### [What is being asked]
Copy all lines of the listing that include the string "study".

### [Information given]
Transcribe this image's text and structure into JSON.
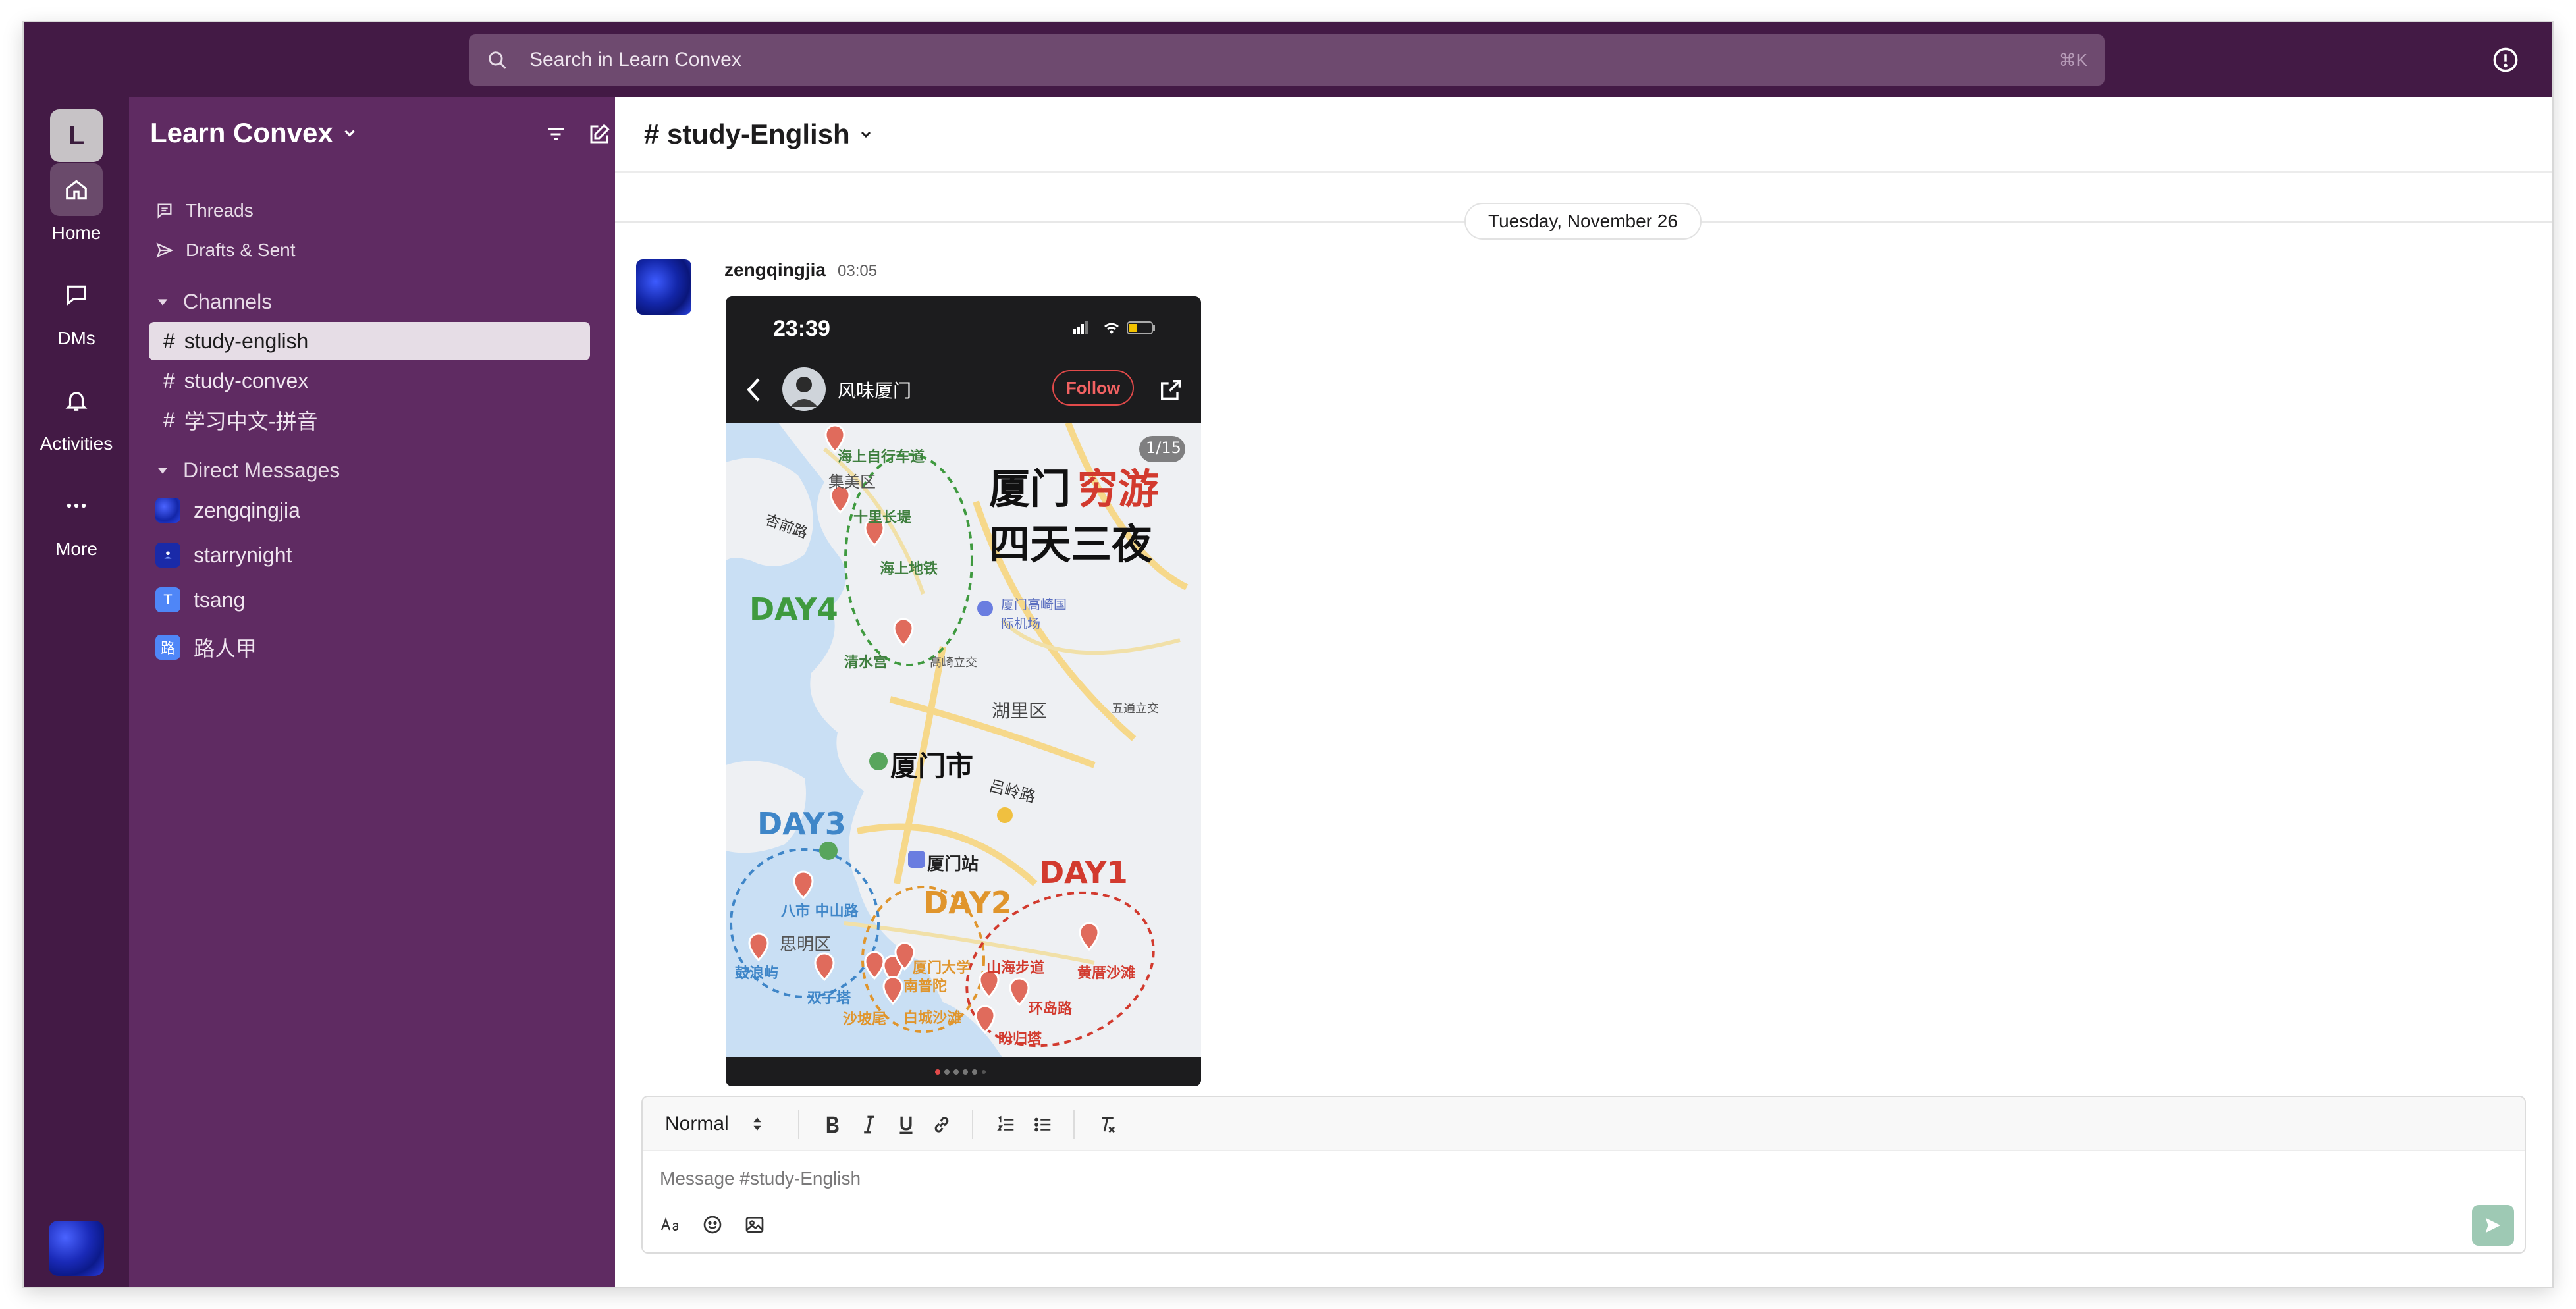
{
  "search": {
    "placeholder": "Search in Learn Convex",
    "shortcut": "⌘K"
  },
  "rail": {
    "workspace_initial": "L",
    "items": [
      {
        "label": "Home",
        "icon": "home-icon"
      },
      {
        "label": "DMs",
        "icon": "chat-icon"
      },
      {
        "label": "Activities",
        "icon": "bell-icon"
      },
      {
        "label": "More",
        "icon": "more-icon"
      }
    ]
  },
  "sidebar": {
    "workspace_name": "Learn Convex",
    "links": [
      {
        "label": "Threads",
        "icon": "threads-icon"
      },
      {
        "label": "Drafts & Sent",
        "icon": "send-icon"
      }
    ],
    "channels_header": "Channels",
    "channels": [
      {
        "label": "study-english",
        "active": true
      },
      {
        "label": "study-convex",
        "active": false
      },
      {
        "label": "学习中文-拼音",
        "active": false
      }
    ],
    "dm_header": "Direct Messages",
    "dms": [
      {
        "label": "zengqingjia",
        "initial": "",
        "color": "#2b3fd6"
      },
      {
        "label": "starrynight",
        "initial": "",
        "color": "#1a2aa8"
      },
      {
        "label": "tsang",
        "initial": "T",
        "color": "#4f86f7"
      },
      {
        "label": "路人甲",
        "initial": "路",
        "color": "#4f86f7"
      }
    ]
  },
  "channel": {
    "title": "# study-English",
    "date": "Tuesday, November 26"
  },
  "message": {
    "author": "zengqingjia",
    "time": "03:05",
    "screenshot": {
      "status_time": "23:39",
      "account": "风味厦门",
      "follow": "Follow",
      "counter": "1/15",
      "title_line1_a": "厦门",
      "title_line1_b": "穷游",
      "title_line2": "四天三夜",
      "city": "厦门市",
      "days": [
        {
          "label": "DAY4",
          "color": "#3f9a3f"
        },
        {
          "label": "DAY3",
          "color": "#3f86c8"
        },
        {
          "label": "DAY2",
          "color": "#e0952c"
        },
        {
          "label": "DAY1",
          "color": "#d23a2e"
        }
      ],
      "places": [
        "海上自行车道",
        "集美区",
        "杏前路",
        "十里长堤",
        "海上地铁",
        "厦门高崎国际机场",
        "清水宫",
        "高崎立交",
        "湖里区",
        "五通立交",
        "吕岭路",
        "厦门站",
        "八市 中山路",
        "思明区",
        "鼓浪屿",
        "双子塔",
        "沙坡尾",
        "厦门大学",
        "南普陀",
        "白城沙滩",
        "山海步道",
        "环岛路",
        "黄厝沙滩",
        "盼归塔"
      ]
    }
  },
  "composer": {
    "format": "Normal",
    "placeholder": "Message #study-English"
  }
}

### [Written response]
        "label": "study-english",
        "label": "study-convex",
    "title": "# study-English",
    "placeholder": "Message #study-English"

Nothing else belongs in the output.